The March 1 article "NYRA house rules recommended," took note that the feasibility of installing synthetic racing surfaces at Belmont and Aqueduct is being studied by the New York Racing Association's Equine Safety Committee. Well, here we go again trying to take the last breath out of a sport on life support.

Let's assume that the study finds that there are 10 percent to 15 percent fewer racing "incidents" on synthetic tracks. That sounds great. Okay, now let's assume that 20 percent to 30 percent of the horses currently racing in New York will be removed from the pool of horses because they don't "like" the synthetic surface (for reasons too numerous to get into). Now let's say an additional 20 percent to 30 percent of the people who make NYRA possible (the gamblers), and who have been handicapping races run on traditional dirt surfaces for years, decide that they will not start all over again trying to figure out how to handicap these new parameters. We're looking at four- to five-horse fields that nobody is betting on. Looks like more and more people will be moving from Aqueduct to the adjacent Resorts World slots parlor, where even the negative-expectation games are less challenging.

I'm all for safety being increased, but you can't take a sport that is inherently dangerous and manipulate the parameters that make it attractive to begin with, i.e., a fair chance for everyone to profit. Nobody wants to see horses or jockeys injured, but simply put, those dangers are not a direct result of racing on dirt. I believe that the incidents occurring on racetracks across the nation on a daily basis are a result of just that - issues related to racing every day. What happens when you try to fill nine or 10 races a day with fields of at least seven horses? You get fields with some unfit horses, or worse, horses overmedicated to make it into a race - a formula for disaster. Where does the blame lie? Somewhere between the trainers and owners, and the states (who are influencing racing secretaries) demanding that their take not be compromised by a lack of racing dates. Well, guess what, slot machines are finding their way into the hearts of governors all over the country, and they don't need to be "fed" anything but money.
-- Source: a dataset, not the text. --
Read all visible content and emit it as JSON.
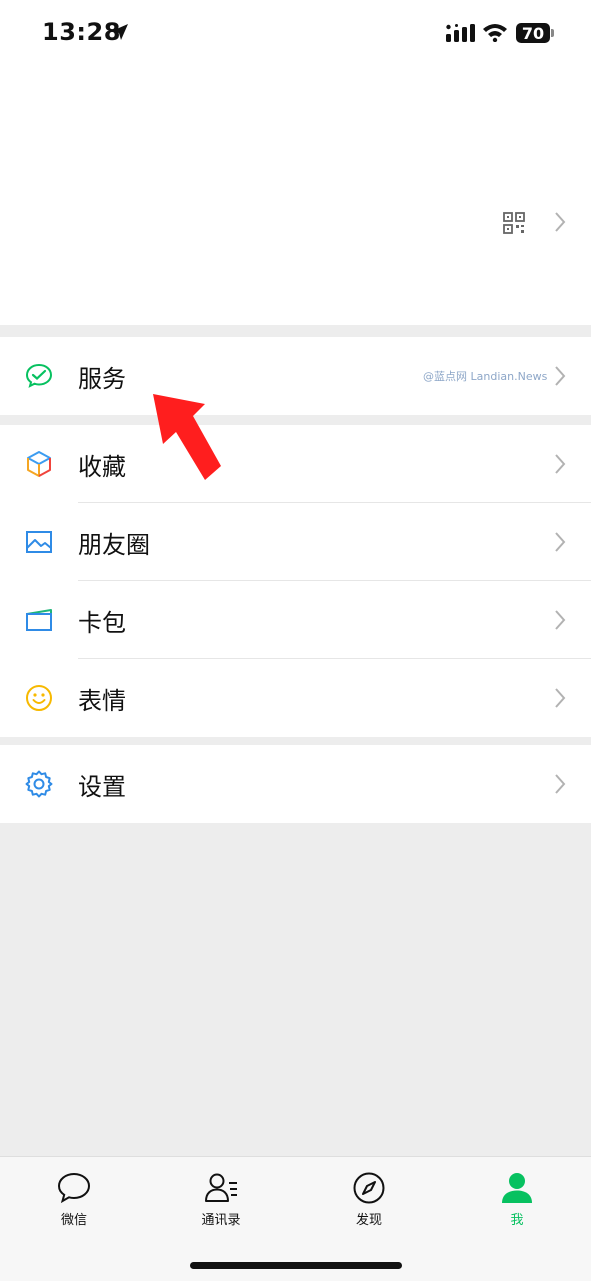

If NYRA does want to make some changes, then I hope at least some of the races will remain on the dirt. Perhaps the inner turf course at Belmont and the main track at Aqueduct could be changed to synthetic surfaces, leaving at least some races to be run on the dirt (Belmont's main track and Aqueduct's inner track). Face it, there is no next generation of horseplayers, so try to keep the current generation happy. In a few years there will be no "live" racing anyway, so get ready for the electronic game coming to a casino near you.

Frank DeRiso - Hicksville, N.Y.